**Extracted information:**

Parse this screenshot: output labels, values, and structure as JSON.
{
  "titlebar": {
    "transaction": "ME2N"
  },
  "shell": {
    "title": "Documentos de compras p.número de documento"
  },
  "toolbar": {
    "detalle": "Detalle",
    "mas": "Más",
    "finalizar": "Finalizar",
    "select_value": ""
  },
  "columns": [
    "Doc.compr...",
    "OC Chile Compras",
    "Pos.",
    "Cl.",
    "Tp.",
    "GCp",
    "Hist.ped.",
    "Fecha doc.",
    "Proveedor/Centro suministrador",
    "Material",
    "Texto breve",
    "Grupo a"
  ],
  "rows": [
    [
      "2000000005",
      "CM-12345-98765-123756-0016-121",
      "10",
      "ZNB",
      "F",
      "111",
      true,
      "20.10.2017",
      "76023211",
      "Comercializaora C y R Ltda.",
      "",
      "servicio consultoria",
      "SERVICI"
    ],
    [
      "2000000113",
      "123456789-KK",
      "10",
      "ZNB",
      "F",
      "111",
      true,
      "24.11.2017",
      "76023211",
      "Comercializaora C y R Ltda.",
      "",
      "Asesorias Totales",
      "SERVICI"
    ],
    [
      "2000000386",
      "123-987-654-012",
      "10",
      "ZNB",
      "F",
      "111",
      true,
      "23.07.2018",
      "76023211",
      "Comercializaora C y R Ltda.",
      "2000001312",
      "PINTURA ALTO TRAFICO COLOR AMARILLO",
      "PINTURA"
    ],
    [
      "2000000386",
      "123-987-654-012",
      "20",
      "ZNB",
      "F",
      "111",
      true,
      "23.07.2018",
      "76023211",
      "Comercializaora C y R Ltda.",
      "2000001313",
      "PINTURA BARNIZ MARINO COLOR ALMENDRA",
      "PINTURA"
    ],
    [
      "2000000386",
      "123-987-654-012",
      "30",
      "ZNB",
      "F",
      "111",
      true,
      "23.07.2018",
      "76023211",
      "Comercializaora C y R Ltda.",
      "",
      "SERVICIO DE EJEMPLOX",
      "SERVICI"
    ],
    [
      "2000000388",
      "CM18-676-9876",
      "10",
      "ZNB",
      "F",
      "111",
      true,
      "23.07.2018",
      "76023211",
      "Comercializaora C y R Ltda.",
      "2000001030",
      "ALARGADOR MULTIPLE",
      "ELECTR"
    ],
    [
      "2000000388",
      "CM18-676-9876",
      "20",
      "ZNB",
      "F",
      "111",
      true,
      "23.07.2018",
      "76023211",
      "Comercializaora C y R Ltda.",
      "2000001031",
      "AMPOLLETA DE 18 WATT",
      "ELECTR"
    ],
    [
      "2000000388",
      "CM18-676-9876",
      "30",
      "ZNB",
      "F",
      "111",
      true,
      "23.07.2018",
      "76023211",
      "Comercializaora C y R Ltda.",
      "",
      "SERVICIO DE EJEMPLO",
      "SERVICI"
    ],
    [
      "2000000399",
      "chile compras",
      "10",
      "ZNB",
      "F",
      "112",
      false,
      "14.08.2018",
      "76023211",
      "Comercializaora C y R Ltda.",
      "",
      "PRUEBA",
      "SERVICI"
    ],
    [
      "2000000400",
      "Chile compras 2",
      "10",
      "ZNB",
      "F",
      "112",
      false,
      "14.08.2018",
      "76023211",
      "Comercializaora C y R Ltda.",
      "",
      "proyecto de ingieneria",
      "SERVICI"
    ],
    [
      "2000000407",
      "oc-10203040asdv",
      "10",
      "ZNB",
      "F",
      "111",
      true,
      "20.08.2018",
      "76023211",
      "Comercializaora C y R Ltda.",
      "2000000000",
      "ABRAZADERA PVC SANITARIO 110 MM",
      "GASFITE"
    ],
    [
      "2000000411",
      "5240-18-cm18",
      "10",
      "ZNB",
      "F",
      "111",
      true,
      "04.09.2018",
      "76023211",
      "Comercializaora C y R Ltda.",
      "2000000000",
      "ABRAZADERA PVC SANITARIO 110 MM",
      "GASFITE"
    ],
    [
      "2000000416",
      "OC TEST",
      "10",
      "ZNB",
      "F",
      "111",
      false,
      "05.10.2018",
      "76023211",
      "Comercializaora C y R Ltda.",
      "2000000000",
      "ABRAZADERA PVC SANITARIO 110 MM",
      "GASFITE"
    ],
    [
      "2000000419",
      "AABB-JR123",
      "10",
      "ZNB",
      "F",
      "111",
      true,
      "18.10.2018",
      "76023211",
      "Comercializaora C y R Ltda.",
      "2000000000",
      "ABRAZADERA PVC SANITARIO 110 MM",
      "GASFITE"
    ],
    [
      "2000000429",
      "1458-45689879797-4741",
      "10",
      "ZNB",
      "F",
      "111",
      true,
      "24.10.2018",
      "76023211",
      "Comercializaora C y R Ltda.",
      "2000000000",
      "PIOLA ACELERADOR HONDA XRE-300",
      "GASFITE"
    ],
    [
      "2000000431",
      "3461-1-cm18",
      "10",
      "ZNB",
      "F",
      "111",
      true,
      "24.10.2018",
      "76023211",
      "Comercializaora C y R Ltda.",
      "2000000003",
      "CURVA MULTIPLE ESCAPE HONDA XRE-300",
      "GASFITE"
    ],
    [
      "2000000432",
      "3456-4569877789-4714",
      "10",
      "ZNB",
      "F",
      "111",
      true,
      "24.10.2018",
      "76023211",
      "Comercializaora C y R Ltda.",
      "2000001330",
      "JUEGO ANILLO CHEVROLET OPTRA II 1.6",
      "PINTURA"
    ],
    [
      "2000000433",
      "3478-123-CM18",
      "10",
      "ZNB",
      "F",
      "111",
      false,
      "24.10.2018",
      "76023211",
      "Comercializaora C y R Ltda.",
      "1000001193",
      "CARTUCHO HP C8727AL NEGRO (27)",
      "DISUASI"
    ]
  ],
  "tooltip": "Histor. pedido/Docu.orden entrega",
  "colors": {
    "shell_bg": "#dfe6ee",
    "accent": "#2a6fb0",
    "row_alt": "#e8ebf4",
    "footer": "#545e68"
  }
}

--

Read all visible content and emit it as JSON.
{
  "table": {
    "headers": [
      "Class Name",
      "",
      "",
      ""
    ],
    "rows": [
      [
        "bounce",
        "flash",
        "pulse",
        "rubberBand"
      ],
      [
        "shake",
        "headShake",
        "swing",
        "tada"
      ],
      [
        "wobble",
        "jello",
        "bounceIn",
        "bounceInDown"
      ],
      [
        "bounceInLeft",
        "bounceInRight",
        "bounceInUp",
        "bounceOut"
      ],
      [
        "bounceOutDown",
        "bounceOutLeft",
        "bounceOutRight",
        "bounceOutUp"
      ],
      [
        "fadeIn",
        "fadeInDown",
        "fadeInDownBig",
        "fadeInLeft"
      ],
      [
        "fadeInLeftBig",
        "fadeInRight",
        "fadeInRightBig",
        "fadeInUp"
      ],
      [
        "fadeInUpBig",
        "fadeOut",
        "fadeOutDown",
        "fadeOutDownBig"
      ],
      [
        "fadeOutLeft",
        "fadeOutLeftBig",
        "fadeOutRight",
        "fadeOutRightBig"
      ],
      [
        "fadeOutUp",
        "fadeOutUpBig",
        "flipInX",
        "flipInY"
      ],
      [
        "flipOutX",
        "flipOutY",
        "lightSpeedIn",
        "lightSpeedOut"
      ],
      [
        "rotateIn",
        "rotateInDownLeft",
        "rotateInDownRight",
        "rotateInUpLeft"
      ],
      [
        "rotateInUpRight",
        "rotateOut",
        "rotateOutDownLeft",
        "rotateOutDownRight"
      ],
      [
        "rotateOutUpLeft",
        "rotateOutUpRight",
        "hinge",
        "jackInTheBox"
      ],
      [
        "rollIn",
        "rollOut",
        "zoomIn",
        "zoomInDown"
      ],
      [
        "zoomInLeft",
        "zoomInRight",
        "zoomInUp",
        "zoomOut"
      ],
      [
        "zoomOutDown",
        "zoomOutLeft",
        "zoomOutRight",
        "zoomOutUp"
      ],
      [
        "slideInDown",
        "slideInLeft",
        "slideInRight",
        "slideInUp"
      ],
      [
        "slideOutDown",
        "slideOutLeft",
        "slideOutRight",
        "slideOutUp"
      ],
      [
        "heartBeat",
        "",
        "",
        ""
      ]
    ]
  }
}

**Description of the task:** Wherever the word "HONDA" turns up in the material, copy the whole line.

**Result of this exercise:**
      "PIOLA ACELERADOR HONDA XRE-300",
      "CURVA MULTIPLE ESCAPE HONDA XRE-300",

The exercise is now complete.